A Citrix blog post by senior software engineer John Garbutt points out that Citrix has far from walked away from OpenStack. According to Garbutt’s post, Citrix still has two dedicated resources working on OpenStack and is looking for a third. Predictably, Citrix’s main OpenStack focus consists of optimizing its XenServer virtualization platform for OpenStack deployments. At present, Citrix can claim two flagship deployments of OpenStack with XenServer in the form of Internap and Rackspace. Internap deployed a production-grade, OpenStack cloud using XenServer and Rackspace recently launched a Beta version of its OpenStack-based cloud using XenServer instead of the KVM hypervisor traditionally used for OpenStack deployments.
Despite the backing of illustrious customers like Internap and Rackspace, Citrix is continuing to tweak the use of XenServer with OpenStack by announcing additional functionality for OpenStack’s Folsome release such as live migration and boot from volume. In addition, Citrix plans to improve the supporting documentation for OpenStack and XenServer as well as create a compatibility test suite for the Amazon EC2 platform. Cross pool live migration constitutes the main feature that Citrix promises to release in its bid to improve XenServer’s cloud optimization although the company is making no promises of its completion by the OpenStack Folsome release.
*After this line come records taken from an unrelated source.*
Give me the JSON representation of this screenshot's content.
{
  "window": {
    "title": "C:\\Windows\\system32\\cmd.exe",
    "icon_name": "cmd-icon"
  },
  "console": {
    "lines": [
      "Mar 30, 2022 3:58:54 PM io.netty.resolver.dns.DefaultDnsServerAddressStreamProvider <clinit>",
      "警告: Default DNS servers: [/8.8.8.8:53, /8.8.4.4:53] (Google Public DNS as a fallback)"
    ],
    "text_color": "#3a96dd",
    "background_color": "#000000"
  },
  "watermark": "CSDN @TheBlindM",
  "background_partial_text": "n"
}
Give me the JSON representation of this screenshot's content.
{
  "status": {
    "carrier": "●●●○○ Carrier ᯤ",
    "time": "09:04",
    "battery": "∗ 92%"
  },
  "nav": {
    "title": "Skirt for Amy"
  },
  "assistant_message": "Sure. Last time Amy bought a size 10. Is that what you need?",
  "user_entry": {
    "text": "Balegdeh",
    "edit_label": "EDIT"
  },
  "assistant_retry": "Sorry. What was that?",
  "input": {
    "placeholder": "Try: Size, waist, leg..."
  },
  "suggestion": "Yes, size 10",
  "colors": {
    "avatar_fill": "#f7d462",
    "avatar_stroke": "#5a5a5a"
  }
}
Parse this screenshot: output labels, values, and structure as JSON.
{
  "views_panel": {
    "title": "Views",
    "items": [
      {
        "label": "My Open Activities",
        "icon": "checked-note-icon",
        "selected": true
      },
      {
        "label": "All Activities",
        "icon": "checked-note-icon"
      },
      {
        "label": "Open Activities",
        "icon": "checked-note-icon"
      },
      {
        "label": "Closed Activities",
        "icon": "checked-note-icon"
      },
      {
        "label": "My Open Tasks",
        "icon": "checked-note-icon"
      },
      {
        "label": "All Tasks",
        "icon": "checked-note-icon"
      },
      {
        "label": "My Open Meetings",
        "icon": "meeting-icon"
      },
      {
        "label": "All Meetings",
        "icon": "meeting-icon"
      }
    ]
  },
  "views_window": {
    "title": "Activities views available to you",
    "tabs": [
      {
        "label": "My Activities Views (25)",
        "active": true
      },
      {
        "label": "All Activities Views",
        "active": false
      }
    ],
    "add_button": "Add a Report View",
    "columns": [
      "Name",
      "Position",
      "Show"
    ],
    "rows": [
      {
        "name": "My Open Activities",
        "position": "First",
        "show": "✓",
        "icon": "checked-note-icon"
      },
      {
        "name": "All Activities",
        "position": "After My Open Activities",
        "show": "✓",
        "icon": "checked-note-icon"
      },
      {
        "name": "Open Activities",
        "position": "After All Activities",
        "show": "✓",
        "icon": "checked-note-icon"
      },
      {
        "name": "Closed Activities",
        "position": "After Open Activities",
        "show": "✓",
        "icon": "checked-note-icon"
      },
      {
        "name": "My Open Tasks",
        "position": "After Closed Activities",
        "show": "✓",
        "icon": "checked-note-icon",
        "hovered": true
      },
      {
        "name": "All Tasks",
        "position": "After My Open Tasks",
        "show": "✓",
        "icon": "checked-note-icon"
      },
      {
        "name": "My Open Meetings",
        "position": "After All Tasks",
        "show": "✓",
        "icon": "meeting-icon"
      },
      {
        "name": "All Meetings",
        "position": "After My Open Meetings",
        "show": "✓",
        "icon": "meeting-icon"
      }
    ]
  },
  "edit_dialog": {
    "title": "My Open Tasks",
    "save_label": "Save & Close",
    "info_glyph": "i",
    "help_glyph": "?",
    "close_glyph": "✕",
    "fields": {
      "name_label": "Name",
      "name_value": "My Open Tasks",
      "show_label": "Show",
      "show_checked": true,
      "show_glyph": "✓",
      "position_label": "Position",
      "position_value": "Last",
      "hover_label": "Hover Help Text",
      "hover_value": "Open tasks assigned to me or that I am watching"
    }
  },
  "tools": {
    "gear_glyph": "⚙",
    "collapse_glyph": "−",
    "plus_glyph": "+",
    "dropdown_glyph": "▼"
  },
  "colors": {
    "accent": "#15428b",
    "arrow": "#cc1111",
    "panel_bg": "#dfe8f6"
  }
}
The bottom line here is that Citrix still has its fingers in the OpenStack pie and is likely to continue doing so given the relative immaturity of the market for OpenStack clouds. That said, the post indirectly confirms that Citrix has given up any idea of building a cloud infrastructure based on OpenStack in parallel with CloudStack, which it recently incubated with the Apache Software Foundation. When the web buzzed with overly-simplified news of Sony’s “defection” to OpenStack from Amazon Web Services, for example, the tech blogosphere needed an extra couple of days to fully comprehend that Sony was continuing to use Amazon Web Services in parallel with OpenStack. In the case of Citrix, however, the abandonment of OpenStack is complete save for its use as a distribution channel for the XenServer virtualization platform, even though OpenStack may well end up cannibalizing Citrix-commercialized deployments of CloudStack at some point in the future.